• YOUR ASSIGNMENT: Go through the data and report each line that holds the string "title".
....
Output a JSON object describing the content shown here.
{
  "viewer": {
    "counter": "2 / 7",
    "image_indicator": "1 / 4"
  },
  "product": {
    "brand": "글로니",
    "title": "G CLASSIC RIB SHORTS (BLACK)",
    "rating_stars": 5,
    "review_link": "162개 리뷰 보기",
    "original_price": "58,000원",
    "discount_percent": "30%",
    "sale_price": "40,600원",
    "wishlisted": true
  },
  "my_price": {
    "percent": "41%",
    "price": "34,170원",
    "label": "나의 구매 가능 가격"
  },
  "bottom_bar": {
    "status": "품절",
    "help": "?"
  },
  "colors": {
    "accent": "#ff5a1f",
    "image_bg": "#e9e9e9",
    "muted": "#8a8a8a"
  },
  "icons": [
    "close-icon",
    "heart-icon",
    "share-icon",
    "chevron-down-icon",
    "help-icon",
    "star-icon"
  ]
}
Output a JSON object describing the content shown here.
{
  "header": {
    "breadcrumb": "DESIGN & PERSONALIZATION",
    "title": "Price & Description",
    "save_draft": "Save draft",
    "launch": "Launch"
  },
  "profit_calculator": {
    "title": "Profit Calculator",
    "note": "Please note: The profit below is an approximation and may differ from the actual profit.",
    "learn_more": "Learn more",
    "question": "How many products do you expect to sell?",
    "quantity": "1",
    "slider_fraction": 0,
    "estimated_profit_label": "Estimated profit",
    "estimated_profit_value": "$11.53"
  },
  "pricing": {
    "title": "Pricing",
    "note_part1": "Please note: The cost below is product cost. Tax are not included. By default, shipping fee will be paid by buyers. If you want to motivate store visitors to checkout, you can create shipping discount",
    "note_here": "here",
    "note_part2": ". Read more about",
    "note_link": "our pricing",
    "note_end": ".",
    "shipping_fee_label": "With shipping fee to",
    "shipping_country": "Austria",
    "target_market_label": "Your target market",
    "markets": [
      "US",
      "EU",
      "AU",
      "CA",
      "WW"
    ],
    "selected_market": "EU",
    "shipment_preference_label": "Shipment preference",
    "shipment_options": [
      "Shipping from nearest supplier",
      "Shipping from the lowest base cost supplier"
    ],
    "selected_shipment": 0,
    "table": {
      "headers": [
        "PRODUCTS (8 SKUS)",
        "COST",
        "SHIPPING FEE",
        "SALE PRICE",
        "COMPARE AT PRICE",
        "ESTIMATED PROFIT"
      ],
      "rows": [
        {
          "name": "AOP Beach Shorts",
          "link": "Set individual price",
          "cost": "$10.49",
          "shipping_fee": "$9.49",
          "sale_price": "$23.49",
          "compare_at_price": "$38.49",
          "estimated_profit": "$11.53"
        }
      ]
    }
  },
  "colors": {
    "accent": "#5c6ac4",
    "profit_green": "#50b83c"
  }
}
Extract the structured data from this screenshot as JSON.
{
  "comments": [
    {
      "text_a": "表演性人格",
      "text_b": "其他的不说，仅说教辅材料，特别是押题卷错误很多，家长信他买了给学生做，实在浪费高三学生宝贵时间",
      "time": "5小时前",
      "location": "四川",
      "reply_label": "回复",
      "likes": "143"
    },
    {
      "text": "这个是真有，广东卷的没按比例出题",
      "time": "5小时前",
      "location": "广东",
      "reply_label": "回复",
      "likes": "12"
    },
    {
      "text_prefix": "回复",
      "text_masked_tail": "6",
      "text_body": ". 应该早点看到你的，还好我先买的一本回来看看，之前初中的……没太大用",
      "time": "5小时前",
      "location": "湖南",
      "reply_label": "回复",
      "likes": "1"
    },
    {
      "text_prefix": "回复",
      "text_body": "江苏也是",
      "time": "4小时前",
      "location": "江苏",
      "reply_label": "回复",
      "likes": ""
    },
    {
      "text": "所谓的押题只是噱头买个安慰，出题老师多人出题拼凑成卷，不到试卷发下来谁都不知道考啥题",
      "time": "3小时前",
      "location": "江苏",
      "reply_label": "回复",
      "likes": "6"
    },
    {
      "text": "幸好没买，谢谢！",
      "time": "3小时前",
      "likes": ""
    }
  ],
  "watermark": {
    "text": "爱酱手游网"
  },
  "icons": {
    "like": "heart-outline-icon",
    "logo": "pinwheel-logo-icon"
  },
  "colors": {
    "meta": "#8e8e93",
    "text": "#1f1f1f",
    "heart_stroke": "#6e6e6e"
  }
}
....
• RESULT FOR THIS EXERCISE:
    "title": "G CLASSIC RIB SHORTS (BLACK)",
    "title": "Price & Description",
    "title": "Profit Calculator",
    "title": "Pricing",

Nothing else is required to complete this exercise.